> **What the exercise asks**:
Where a line of the records contains the word "source", show that line.

[[ Raw data, beginning ]]

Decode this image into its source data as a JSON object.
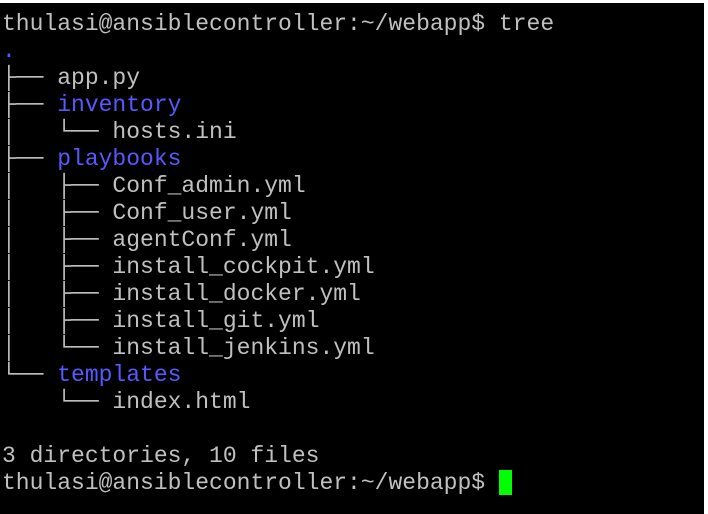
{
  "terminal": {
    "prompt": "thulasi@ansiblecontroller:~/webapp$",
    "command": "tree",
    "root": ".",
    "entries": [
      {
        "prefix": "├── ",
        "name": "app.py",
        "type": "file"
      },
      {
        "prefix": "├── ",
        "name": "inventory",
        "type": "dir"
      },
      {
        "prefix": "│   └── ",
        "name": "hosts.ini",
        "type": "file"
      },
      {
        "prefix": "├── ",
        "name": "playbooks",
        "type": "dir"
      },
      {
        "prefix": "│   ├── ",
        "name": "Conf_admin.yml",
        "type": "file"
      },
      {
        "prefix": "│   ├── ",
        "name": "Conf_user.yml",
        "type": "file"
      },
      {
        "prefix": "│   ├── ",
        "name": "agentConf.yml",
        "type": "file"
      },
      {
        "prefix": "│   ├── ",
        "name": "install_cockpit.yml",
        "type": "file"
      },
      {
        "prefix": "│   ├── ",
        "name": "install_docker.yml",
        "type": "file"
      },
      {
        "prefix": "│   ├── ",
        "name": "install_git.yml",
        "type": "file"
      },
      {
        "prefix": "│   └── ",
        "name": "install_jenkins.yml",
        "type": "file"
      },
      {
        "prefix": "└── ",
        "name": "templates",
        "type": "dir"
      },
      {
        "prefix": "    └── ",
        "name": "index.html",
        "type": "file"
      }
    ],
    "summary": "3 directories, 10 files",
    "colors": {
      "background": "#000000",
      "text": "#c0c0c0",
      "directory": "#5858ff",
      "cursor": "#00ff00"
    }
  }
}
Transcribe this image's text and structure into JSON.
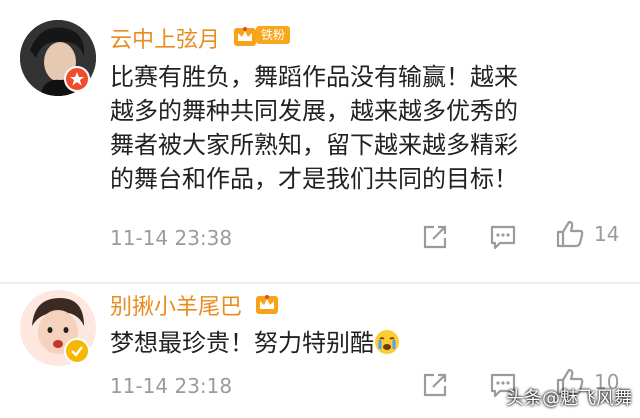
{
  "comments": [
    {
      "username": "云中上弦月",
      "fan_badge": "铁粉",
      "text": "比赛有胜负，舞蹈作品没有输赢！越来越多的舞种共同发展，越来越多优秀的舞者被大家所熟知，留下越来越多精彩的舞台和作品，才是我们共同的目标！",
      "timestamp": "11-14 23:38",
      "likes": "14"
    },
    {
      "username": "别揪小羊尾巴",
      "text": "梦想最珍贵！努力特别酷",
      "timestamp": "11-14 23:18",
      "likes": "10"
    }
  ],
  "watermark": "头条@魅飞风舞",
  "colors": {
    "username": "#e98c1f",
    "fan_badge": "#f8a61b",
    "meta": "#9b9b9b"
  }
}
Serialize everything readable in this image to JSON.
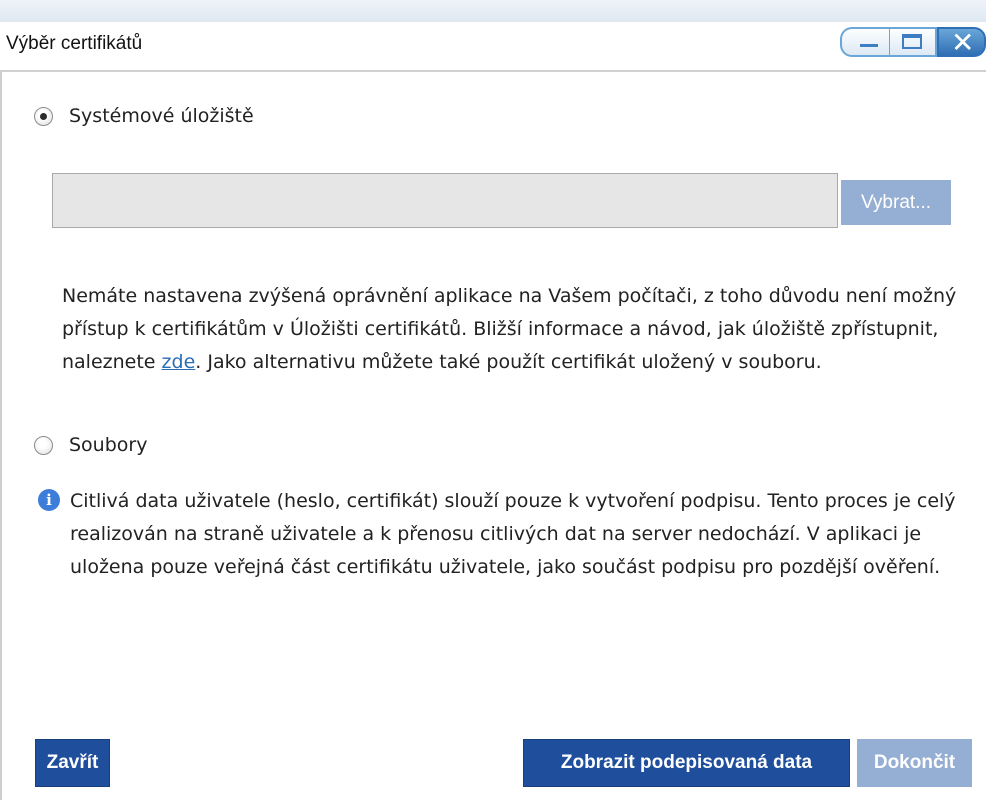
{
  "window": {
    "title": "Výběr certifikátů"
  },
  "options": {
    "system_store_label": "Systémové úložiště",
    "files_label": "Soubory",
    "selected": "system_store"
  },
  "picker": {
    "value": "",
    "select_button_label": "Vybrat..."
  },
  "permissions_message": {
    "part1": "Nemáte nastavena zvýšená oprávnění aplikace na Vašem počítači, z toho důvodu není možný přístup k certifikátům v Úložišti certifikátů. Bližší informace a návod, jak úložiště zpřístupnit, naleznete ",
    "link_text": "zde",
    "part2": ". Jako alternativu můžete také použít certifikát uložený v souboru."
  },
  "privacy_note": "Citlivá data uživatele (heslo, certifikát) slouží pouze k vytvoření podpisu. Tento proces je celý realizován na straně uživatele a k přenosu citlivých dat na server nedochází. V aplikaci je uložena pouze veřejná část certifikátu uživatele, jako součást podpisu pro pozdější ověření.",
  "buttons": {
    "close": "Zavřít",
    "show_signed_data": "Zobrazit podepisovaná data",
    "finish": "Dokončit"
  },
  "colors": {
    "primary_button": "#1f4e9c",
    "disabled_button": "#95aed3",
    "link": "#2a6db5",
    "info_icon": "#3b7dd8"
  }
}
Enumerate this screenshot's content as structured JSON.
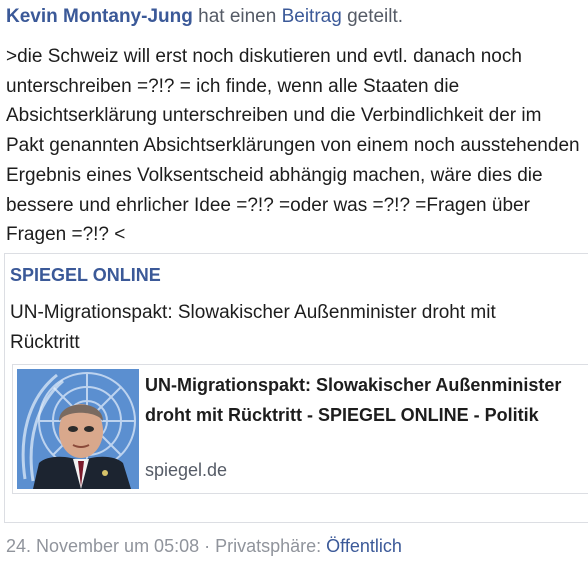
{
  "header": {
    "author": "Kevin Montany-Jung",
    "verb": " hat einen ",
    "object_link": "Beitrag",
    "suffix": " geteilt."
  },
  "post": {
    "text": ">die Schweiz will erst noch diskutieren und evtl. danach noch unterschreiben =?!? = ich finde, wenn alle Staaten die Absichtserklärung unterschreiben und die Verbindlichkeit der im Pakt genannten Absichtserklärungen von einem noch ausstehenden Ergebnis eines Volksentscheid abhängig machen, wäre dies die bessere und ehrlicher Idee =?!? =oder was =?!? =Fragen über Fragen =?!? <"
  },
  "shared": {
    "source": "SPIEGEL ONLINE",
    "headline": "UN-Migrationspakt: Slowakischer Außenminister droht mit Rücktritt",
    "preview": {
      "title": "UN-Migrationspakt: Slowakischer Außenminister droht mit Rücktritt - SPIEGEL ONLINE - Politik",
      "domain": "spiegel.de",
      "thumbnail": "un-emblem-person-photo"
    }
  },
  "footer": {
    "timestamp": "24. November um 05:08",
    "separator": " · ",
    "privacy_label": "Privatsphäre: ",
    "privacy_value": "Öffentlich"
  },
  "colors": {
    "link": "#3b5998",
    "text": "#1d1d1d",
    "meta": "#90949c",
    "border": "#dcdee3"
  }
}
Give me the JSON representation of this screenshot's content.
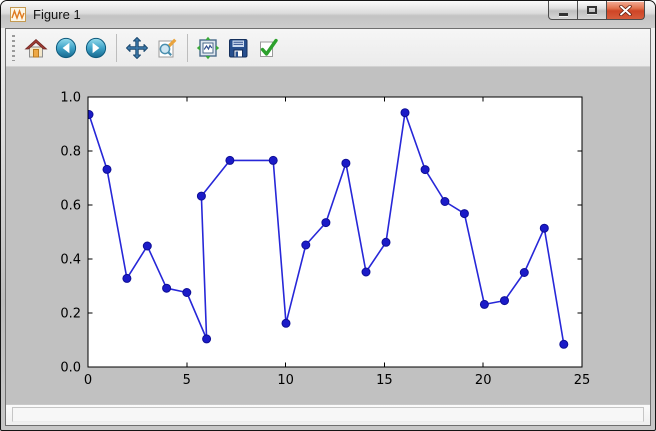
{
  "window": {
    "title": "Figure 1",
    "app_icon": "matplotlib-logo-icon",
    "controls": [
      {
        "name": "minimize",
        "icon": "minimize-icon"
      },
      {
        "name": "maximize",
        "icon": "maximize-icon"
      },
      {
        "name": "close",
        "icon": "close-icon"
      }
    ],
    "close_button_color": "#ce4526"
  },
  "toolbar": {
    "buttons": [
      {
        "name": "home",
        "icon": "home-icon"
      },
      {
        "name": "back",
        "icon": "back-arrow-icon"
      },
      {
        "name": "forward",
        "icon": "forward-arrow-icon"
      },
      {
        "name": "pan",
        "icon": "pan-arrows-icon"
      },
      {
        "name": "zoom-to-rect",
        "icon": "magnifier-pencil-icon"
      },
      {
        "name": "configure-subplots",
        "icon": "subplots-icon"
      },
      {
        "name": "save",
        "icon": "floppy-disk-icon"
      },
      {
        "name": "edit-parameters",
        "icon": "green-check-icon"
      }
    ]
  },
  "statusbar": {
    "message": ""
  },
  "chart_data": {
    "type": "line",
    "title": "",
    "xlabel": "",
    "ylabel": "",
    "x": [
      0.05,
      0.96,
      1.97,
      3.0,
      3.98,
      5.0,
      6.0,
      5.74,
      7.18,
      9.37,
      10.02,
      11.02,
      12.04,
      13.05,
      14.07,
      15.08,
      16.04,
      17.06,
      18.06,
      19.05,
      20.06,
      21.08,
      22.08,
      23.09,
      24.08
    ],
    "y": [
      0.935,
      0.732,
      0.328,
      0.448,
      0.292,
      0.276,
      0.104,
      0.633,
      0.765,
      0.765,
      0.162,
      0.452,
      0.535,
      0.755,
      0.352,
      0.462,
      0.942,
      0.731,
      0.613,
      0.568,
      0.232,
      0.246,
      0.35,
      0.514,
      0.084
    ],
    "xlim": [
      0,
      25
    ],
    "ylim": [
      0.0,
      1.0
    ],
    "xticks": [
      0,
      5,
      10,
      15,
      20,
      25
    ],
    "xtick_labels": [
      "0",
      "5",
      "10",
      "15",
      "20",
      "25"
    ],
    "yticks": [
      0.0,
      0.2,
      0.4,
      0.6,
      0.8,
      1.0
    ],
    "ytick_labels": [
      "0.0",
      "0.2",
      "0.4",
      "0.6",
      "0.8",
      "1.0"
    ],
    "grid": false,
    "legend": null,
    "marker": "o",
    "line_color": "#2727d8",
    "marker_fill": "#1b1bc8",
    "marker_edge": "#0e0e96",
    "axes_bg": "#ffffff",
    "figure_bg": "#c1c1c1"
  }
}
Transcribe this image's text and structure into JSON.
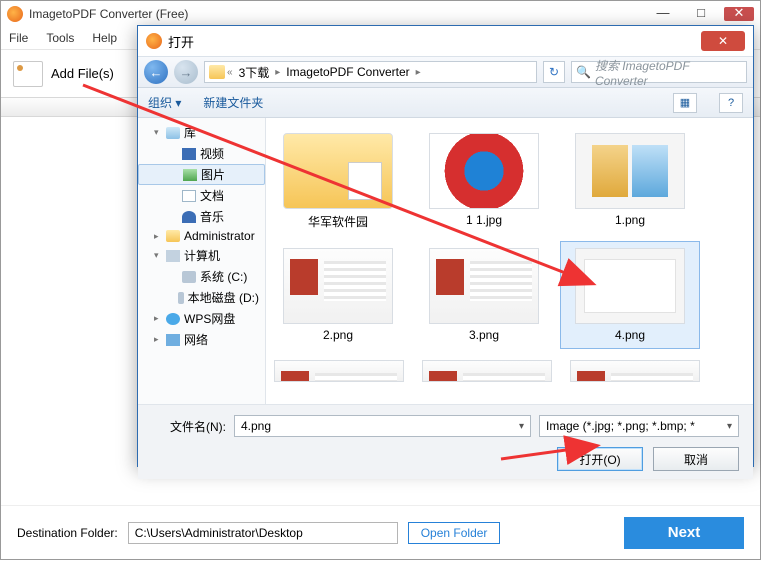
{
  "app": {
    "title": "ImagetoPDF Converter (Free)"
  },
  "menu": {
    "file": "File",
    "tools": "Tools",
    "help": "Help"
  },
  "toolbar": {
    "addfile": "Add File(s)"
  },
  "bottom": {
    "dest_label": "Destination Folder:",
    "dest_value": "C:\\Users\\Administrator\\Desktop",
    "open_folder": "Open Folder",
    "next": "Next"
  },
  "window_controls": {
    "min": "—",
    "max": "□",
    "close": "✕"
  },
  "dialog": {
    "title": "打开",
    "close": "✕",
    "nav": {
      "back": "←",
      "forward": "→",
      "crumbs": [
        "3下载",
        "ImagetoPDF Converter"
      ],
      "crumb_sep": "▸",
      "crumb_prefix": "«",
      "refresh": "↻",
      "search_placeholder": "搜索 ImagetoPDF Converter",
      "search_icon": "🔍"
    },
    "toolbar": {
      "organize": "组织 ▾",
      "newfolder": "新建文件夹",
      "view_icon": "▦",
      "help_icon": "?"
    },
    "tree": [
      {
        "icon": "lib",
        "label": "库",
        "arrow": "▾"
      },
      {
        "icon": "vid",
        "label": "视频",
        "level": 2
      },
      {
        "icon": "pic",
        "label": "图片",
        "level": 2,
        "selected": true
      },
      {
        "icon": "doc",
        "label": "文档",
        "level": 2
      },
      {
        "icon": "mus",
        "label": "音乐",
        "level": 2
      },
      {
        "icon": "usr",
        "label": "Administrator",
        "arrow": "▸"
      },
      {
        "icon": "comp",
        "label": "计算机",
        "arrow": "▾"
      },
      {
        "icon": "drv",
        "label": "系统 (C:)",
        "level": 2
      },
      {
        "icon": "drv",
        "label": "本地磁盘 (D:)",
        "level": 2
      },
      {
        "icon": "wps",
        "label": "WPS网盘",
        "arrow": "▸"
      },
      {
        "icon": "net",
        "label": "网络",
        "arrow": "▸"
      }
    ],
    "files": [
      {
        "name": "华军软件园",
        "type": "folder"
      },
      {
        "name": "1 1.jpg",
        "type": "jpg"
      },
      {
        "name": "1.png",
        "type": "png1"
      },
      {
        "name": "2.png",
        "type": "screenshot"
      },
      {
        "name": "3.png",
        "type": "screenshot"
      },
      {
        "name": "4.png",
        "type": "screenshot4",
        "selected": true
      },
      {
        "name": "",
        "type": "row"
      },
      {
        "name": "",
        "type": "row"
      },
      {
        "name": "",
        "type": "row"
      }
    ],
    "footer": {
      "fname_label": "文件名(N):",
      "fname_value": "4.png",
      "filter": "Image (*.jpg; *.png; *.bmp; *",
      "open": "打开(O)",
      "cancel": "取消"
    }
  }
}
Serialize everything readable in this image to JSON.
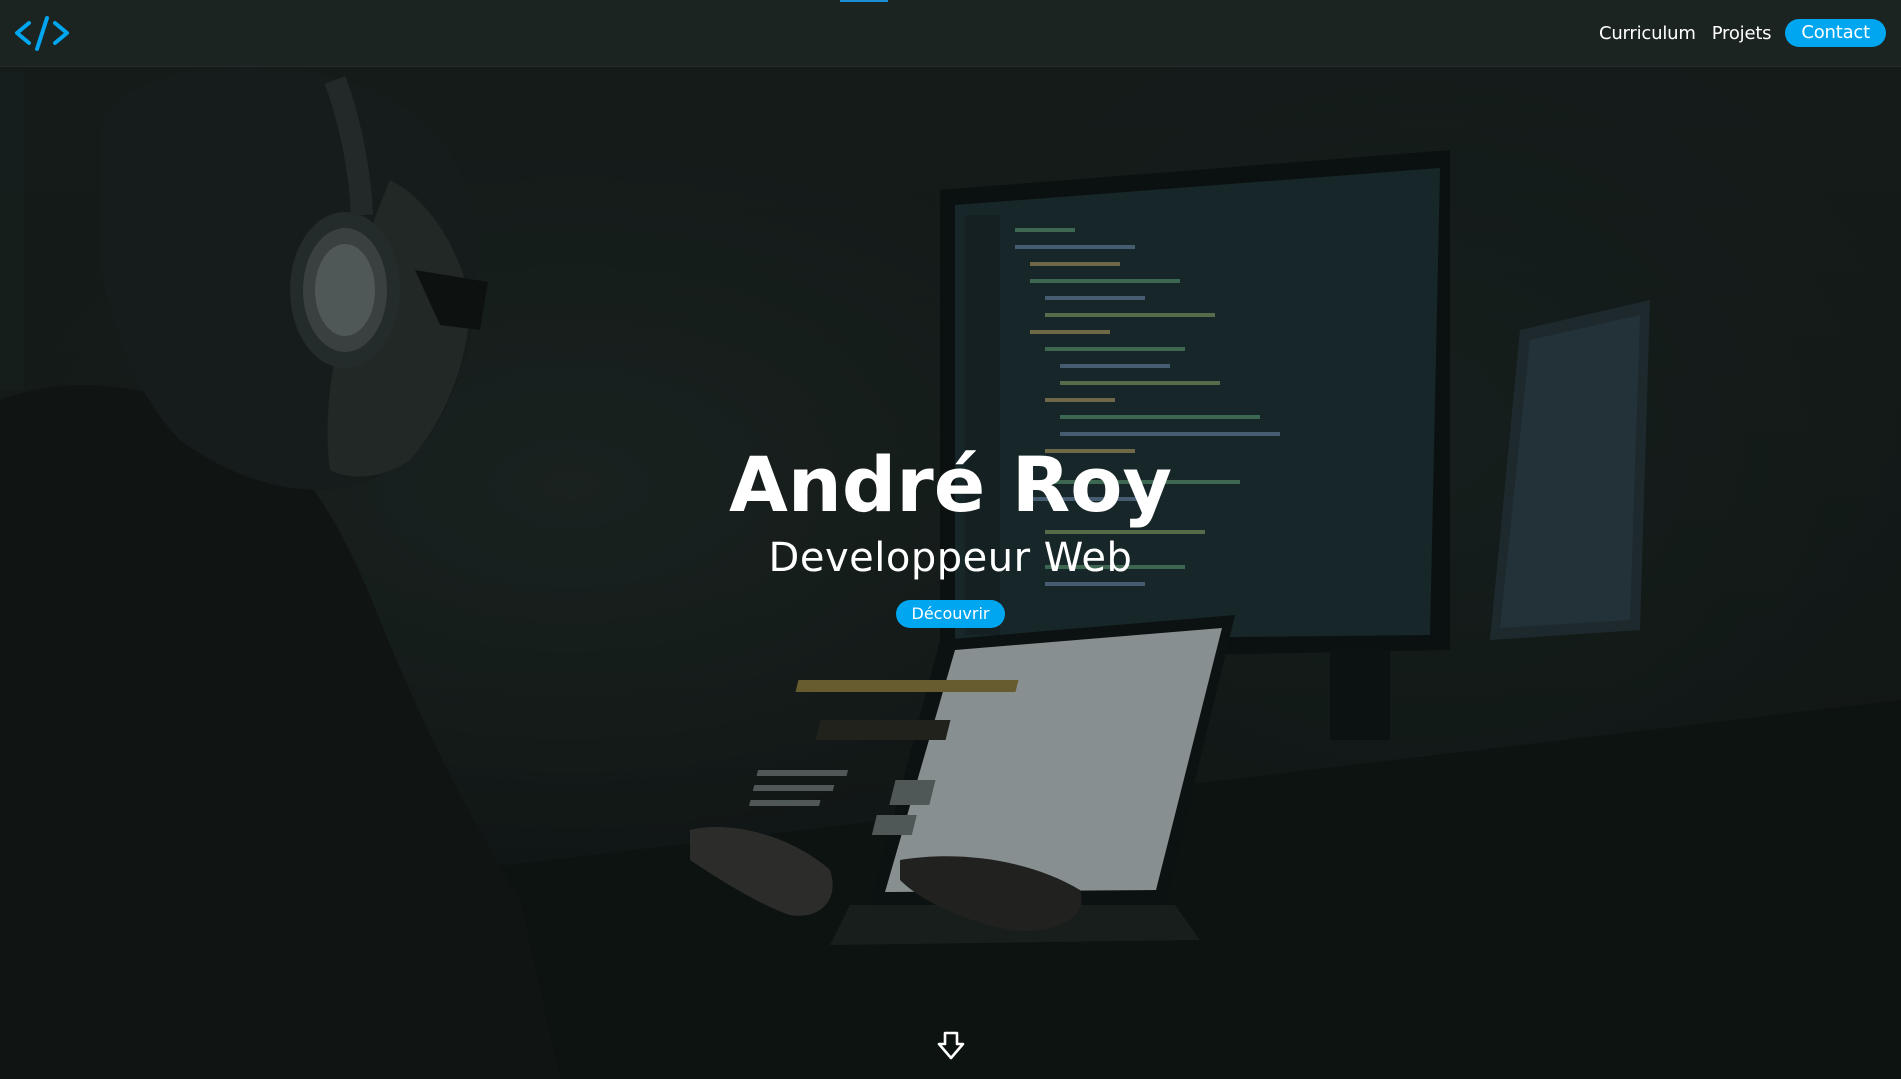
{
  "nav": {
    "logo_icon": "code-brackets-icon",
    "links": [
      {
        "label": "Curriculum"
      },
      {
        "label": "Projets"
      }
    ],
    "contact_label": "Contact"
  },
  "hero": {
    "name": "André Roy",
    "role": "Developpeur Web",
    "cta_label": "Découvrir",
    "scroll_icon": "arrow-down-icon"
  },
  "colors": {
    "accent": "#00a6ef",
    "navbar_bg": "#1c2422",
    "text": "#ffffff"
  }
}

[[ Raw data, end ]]

> **Expected output**:
Decode this image into its source data as a JSON object.
    "source": "SPIEGEL ONLINE",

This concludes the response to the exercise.